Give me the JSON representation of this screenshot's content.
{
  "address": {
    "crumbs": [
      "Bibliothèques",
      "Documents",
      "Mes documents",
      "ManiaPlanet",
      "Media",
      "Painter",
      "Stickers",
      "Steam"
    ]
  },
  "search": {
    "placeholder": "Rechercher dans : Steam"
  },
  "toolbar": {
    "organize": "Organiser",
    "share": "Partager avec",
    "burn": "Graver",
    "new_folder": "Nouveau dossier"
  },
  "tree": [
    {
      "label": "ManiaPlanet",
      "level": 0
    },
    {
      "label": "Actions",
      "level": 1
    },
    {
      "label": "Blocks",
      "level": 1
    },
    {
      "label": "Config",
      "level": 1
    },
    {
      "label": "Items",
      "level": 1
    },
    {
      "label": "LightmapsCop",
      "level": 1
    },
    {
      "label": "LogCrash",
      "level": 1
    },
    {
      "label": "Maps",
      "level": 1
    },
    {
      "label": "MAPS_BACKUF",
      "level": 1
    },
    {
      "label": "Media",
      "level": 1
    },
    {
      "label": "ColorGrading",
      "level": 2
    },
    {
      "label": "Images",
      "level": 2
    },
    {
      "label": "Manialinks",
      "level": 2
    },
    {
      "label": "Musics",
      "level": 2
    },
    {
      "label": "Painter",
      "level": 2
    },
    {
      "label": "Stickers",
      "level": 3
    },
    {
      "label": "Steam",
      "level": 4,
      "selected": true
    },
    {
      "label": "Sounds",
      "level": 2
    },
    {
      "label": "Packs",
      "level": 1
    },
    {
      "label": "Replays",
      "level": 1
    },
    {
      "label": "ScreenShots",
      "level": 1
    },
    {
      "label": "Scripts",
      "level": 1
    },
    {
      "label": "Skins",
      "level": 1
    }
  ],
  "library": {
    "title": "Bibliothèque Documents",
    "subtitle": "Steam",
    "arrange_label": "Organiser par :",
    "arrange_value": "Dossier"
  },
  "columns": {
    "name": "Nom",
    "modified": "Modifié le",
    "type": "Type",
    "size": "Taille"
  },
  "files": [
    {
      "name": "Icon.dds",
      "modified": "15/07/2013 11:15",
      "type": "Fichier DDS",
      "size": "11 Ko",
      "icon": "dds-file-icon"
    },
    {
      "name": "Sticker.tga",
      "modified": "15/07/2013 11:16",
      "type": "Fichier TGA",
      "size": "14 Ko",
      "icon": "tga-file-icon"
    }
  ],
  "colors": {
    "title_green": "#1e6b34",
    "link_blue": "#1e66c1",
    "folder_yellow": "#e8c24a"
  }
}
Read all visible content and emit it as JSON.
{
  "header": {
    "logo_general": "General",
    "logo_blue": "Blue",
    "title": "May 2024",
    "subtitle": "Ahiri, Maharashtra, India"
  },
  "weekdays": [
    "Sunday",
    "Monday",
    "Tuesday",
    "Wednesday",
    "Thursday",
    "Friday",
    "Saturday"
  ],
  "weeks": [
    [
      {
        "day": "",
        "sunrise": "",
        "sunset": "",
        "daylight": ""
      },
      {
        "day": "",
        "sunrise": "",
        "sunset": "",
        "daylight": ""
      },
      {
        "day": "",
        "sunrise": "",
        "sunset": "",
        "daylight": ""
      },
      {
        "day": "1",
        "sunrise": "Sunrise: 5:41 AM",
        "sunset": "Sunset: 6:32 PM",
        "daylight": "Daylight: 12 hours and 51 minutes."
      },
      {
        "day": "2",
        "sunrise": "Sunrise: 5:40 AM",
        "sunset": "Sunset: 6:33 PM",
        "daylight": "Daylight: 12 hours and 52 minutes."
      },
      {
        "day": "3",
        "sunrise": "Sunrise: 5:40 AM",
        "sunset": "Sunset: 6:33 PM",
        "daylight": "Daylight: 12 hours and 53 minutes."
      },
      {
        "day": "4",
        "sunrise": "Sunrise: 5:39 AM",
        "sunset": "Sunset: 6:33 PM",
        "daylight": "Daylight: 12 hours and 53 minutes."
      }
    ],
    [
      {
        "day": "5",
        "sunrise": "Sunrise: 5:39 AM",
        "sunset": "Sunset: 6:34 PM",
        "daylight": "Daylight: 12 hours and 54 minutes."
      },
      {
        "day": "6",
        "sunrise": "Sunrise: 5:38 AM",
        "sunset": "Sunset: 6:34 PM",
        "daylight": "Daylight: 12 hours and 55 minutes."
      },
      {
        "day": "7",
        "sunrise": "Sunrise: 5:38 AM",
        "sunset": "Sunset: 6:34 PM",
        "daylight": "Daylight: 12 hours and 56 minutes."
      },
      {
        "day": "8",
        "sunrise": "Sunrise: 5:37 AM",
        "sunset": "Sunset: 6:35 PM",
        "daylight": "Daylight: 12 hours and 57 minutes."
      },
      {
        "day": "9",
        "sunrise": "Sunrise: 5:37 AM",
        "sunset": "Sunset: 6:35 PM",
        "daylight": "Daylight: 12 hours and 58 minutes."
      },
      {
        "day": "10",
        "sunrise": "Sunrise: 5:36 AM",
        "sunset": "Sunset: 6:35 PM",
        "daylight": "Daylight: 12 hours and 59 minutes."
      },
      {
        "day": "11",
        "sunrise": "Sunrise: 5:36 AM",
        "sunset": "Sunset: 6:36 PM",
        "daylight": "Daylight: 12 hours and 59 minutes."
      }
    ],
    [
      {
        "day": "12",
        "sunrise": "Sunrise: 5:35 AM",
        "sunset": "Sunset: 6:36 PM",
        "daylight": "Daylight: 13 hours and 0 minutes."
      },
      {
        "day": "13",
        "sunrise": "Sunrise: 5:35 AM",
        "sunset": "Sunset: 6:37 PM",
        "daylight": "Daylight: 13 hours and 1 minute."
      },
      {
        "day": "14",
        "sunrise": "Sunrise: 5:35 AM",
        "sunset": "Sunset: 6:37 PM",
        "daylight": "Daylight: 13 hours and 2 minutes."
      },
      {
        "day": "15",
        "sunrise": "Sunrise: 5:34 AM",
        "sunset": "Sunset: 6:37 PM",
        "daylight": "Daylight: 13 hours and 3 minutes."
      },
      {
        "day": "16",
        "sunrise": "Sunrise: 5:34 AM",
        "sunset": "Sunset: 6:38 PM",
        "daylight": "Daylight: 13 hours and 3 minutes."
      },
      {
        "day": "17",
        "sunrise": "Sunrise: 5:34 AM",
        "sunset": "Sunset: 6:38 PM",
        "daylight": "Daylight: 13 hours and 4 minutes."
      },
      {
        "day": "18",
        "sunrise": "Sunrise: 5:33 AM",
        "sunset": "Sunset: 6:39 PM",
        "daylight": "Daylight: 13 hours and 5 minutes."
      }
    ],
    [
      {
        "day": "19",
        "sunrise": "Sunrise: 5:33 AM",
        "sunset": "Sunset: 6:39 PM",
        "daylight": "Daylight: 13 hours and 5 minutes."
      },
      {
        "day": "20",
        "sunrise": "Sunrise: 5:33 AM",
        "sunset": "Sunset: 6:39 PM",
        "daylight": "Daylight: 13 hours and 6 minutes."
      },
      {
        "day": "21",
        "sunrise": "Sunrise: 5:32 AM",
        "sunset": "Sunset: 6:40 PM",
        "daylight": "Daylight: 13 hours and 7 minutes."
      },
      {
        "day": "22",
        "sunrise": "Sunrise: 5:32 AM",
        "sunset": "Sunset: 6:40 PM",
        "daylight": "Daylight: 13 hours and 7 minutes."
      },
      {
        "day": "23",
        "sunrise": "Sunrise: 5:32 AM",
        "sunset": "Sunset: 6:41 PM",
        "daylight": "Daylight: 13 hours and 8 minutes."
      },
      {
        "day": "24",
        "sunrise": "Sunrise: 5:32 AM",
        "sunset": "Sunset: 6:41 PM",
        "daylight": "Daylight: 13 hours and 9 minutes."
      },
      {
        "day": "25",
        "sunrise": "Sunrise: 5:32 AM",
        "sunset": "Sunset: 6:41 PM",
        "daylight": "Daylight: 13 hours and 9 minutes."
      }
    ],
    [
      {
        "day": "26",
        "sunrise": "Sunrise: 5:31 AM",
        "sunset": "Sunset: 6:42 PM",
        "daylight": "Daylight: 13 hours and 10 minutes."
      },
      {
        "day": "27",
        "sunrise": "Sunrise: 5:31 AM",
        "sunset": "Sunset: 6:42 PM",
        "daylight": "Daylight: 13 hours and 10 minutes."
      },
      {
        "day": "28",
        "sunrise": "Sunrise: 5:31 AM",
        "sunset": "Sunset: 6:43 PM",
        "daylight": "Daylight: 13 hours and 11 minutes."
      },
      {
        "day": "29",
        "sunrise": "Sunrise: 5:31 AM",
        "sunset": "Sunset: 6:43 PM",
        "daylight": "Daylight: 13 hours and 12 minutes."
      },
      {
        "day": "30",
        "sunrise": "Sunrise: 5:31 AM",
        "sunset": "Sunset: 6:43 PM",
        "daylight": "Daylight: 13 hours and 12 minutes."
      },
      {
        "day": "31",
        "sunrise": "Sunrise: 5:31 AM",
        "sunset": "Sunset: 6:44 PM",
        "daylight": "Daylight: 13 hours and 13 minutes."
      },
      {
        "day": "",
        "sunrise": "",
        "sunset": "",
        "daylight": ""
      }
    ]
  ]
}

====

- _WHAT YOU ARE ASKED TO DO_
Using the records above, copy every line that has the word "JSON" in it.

- _TASK RESPONSE_
Give me the JSON representation of this screenshot's content.
Read all visible content and emit it as JSON.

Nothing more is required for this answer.